Source records:
*** Begin section ***

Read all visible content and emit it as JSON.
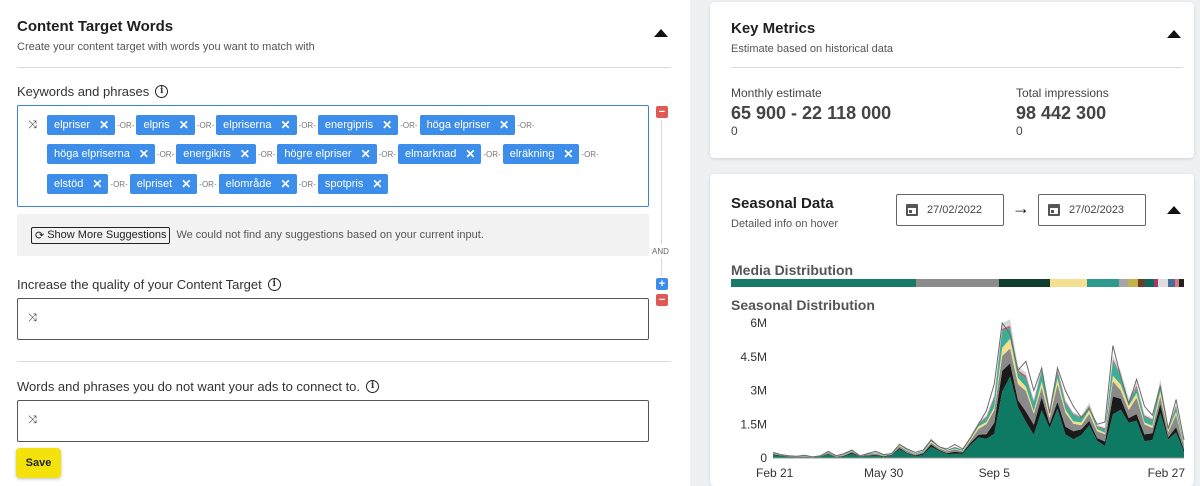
{
  "content_target": {
    "title": "Content Target Words",
    "subtitle": "Create your content target with words you want to match with",
    "keywords_label": "Keywords and phrases",
    "shuffle_glyph": "⤨",
    "or_text": "-OR-",
    "remove_glyph": "✕",
    "keywords": [
      [
        "elpriser",
        "elpris",
        "elpriserna",
        "energipris",
        "höga elpriser"
      ],
      [
        "höga elpriserna",
        "energikris",
        "högre elpriser",
        "elmarknad",
        "elräkning"
      ],
      [
        "elstöd",
        "elpriset",
        "elområde",
        "spotpris"
      ]
    ],
    "and_text": "AND",
    "suggestions_button": "Show More Suggestions",
    "suggestions_message": "We could not find any suggestions based on your current input.",
    "quality_label": "Increase the quality of your Content Target",
    "negative_label": "Words and phrases you do not want your ads to connect to.",
    "save_label": "Save"
  },
  "key_metrics": {
    "title": "Key Metrics",
    "subtitle": "Estimate based on historical data",
    "monthly_label": "Monthly estimate",
    "monthly_value": "65 900 - 22 118 000",
    "monthly_sub": "0",
    "impressions_label": "Total impressions",
    "impressions_value": "98 442 300",
    "impressions_sub": "0"
  },
  "seasonal": {
    "title": "Seasonal Data",
    "subtitle": "Detailed info on hover",
    "date_from": "27/02/2022",
    "date_to": "27/02/2023",
    "arrow_glyph": "→",
    "media_title": "Media Distribution",
    "seasonal_title": "Seasonal Distribution",
    "media_colors": [
      "#167a66",
      "#8c8c8c",
      "#0f3d2e",
      "#f3df8f",
      "#2e9a8e",
      "#a5a5a5",
      "#c4b24a",
      "#6d3b2a",
      "#0b6b5a",
      "#b0346a",
      "#ddd",
      "#4a6e9b",
      "#e07a7a",
      "#222"
    ],
    "media_shares": [
      0.4,
      0.18,
      0.11,
      0.08,
      0.07,
      0.02,
      0.02,
      0.015,
      0.02,
      0.01,
      0.02,
      0.015,
      0.01,
      0.01
    ],
    "palette": {
      "base": "#0f7a64",
      "black": "#1a1a1a",
      "gray": "#8a8a8a",
      "yellow": "#f3df8f",
      "teal": "#3fae94",
      "pink": "#c9507a",
      "light": "#cfd8d3"
    }
  },
  "chart_data": {
    "type": "area",
    "stacked": true,
    "y_ticks": [
      "6M",
      "4.5M",
      "3M",
      "1.5M",
      "0"
    ],
    "ylim": [
      0,
      6000000
    ],
    "x_ticks": [
      {
        "label": "Feb 21",
        "week": 0
      },
      {
        "label": "May 30",
        "week": 14
      },
      {
        "label": "Sep 5",
        "week": 28
      },
      {
        "label": "Feb 27",
        "week": 53
      }
    ],
    "weeks": 53,
    "series_colors": [
      "base",
      "black",
      "gray",
      "yellow",
      "teal",
      "pink",
      "light"
    ],
    "total": [
      0.25,
      0.15,
      0.1,
      0.08,
      0.12,
      0.05,
      0.1,
      0.3,
      0.1,
      0.2,
      0.35,
      0.1,
      0.2,
      0.3,
      0.15,
      0.2,
      0.6,
      0.4,
      0.25,
      0.35,
      0.8,
      0.5,
      0.4,
      0.6,
      0.4,
      0.9,
      1.5,
      2.1,
      3.3,
      6.0,
      5.5,
      3.9,
      4.3,
      3.0,
      4.0,
      2.0,
      4.0,
      3.0,
      2.3,
      1.8,
      2.2,
      1.5,
      1.6,
      5.0,
      3.6,
      2.4,
      3.5,
      2.3,
      1.9,
      3.2,
      1.3,
      2.6,
      0.8
    ],
    "shares": [
      0.5,
      0.12,
      0.16,
      0.06,
      0.1,
      0.02,
      0.04
    ]
  }
}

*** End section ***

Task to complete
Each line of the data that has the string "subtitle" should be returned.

Result of this exercise
    "subtitle": "Create your content target with words you want to match with",
    "subtitle": "Estimate based on historical data",
    "subtitle": "Detailed info on hover",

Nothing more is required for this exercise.